** TASK **
Copy all of the records exactly.

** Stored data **
== Segment start ==
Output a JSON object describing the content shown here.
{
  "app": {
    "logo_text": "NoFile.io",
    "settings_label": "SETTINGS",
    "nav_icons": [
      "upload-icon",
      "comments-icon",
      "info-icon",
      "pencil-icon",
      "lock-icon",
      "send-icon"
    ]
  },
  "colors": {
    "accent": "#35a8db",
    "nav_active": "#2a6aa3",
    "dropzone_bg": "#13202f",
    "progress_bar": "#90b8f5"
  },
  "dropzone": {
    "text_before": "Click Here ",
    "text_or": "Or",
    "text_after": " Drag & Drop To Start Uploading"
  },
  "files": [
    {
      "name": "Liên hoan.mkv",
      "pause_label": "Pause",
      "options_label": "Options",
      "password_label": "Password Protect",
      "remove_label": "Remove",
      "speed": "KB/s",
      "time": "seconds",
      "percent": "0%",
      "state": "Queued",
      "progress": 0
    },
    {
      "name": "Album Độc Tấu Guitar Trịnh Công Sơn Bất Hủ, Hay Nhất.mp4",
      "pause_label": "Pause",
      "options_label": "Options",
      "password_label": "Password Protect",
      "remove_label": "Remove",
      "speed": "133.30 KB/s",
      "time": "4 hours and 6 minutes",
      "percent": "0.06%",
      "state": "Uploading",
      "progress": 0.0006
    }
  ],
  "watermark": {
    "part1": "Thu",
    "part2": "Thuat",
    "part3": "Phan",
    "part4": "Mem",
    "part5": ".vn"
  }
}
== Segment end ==
** EXPECTED OUTPUT **
Output a JSON object describing the content shown here.
{
  "app": {
    "logo_text": "NoFile.io",
    "settings_label": "SETTINGS",
    "nav_icons": [
      "upload-icon",
      "comments-icon",
      "info-icon",
      "pencil-icon",
      "lock-icon",
      "send-icon"
    ]
  },
  "colors": {
    "accent": "#35a8db",
    "nav_active": "#2a6aa3",
    "dropzone_bg": "#13202f",
    "progress_bar": "#90b8f5"
  },
  "dropzone": {
    "text_before": "Click Here ",
    "text_or": "Or",
    "text_after": " Drag & Drop To Start Uploading"
  },
  "files": [
    {
      "name": "Liên hoan.mkv",
      "pause_label": "Pause",
      "options_label": "Options",
      "password_label": "Password Protect",
      "remove_label": "Remove",
      "speed": "KB/s",
      "time": "seconds",
      "percent": "0%",
      "state": "Queued",
      "progress": 0
    },
    {
      "name": "Album Độc Tấu Guitar Trịnh Công Sơn Bất Hủ, Hay Nhất.mp4",
      "pause_label": "Pause",
      "options_label": "Options",
      "password_label": "Password Protect",
      "remove_label": "Remove",
      "speed": "133.30 KB/s",
      "time": "4 hours and 6 minutes",
      "percent": "0.06%",
      "state": "Uploading",
      "progress": 0.0006
    }
  ],
  "watermark": {
    "part1": "Thu",
    "part2": "Thuat",
    "part3": "Phan",
    "part4": "Mem",
    "part5": ".vn"
  }
}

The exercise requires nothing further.